THE GO! TEAM – Get Up Sequences Part One

That’s the way to go…

If there’s one thing we can count on in the busy and often uncertain modern music scene, it’s that an album by The Go! Team is inevitably going to rock up to make things better.

Three years on from previous album Semicircle (see Wavegirl review previously), Get Up Sequences Part One seems to be again on familiar territory. Ian Parton’s vision once again employs busy musical collages in his musical collective, a concept that was originally inspired by the idea of creating themes. Get Up Sequences is packed with compositions that sound like they’ve been culled from lost 70s TV shows. Once again, it’s the sound of the cool kids being let loose in the school music room, with the naive instrumentation lending the music its peculiar charm. The album also reunites The Go! Team with members of the Detroit Youth Choir (who previously contributed to Semicircle).

Previously, we were perhaps being unfavourable in our review of Semicircle at the time, suggesting that The Go! Team had taken a step back from the evolution that the phenomenal Rolling Blackouts had delivered (which even Parton himself views as one of the group’s better records). Then again, that review’s contention that “If it ain’t broke, don’t fix it” also applies to Get Up Sequences Part One – and there’s little to complain about here.

It’s not a project that was without its challenges. The creation of Get Up Sequences Part One was plagued by an ongoing hearing issue that Parton has had since 2019. “My hearing was different in some way” commented Parton, “it fluctuated over a few weeks and at one point everything sounded like a Dalek” (later diagnosed as a condition known as Ménière’s disease). “The trauma of losing my hearing gave the music a different dimension for me and it transformed the album into more of a life raft.”



The album opens up with ‘Let The Seasons Work’, a brisk shakedown with busy arrangements and brass stabs. The perky ‘Cookie Scene’ is a simpler affair, with its flute melodies and schoolyard chant vocals, which still carry an unusual weight to them (“I’m feeling kinda funny cause life is like a game”), care of guest vocalist IndigoYaj. It’s also peppered with some nice electronic effects to keep your attention.

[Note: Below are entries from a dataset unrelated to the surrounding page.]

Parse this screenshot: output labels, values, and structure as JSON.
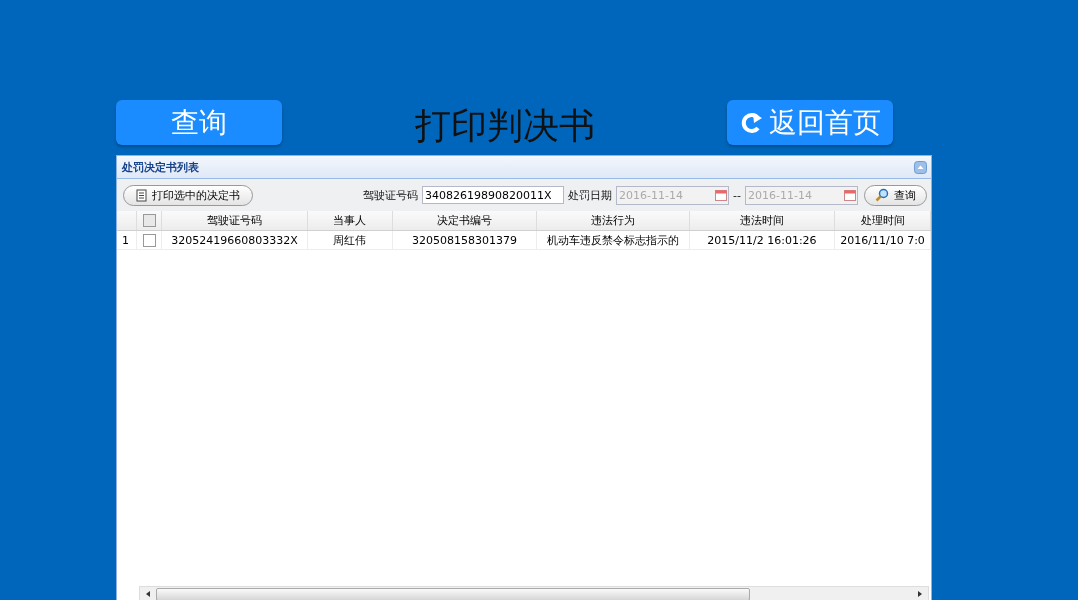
{
  "header": {
    "query_button": "查询",
    "title": "打印判决书",
    "back_button": "返回首页"
  },
  "panel": {
    "title": "处罚决定书列表",
    "print_button": "打印选中的决定书",
    "filters": {
      "license_label": "驾驶证号码",
      "license_value": "34082619890820011X",
      "date_label": "处罚日期",
      "date_from": {
        "value": "2016-11-14",
        "disabled": true
      },
      "separator": "--",
      "date_to": {
        "value": "2016-11-14",
        "disabled": true
      },
      "search_button": "查询"
    },
    "table": {
      "header_checked": false,
      "columns": [
        "驾驶证号码",
        "当事人",
        "决定书编号",
        "违法行为",
        "违法时间",
        "处理时间"
      ],
      "rows": [
        {
          "index": "1",
          "checked": false,
          "cells": [
            "32052419660803332X",
            "周红伟",
            "320508158301379",
            "机动车违反禁令标志指示的",
            "2015/11/2 16:01:26",
            "2016/11/10 7:0"
          ]
        }
      ]
    }
  }
}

Instrumental number ‘A Memo for Maceo’ employs a reversed intro, then drops into a classic Go! Team groove with harmonica and shuffling beats. Meanwhile, there’s a more airy approach to ‘We Do It But Never Know Why’ with its breathy vocals and light musical arrangement.

‘Freedom Now’ offers up a more discordant affair using looped vocal effects and percussion to create a weirdly hypnotic composition. Meanwhile, ‘Pow’ offers up a tight number busting out with attitude courtesy of The Go! Team’s secret weapon of Ninja once again on vocal duties.

‘A Bee Without Its Sting’ is a softer affair with its warm rhythms and engaging guest vocals – care of Detroit teenagers Jessie Miller and Rian Woods. The album also boasts the great ‘Tame the Great Plains’, a (mostly) instrumental outing with some effective brass out front and centre.

Get Up Sequences Part One appears to have arrived at just the right time, with its breezy mélange of sounds providing the perfect soundtrack for the summer. While we might on occasion quibble on the direction the group might be wandering down, The Go! Team have yet to deliver a duff album. Play it loud.

Get Up Sequences Part One is out now on the Memphis Industries label.

This review originally appeared on Wavegirl.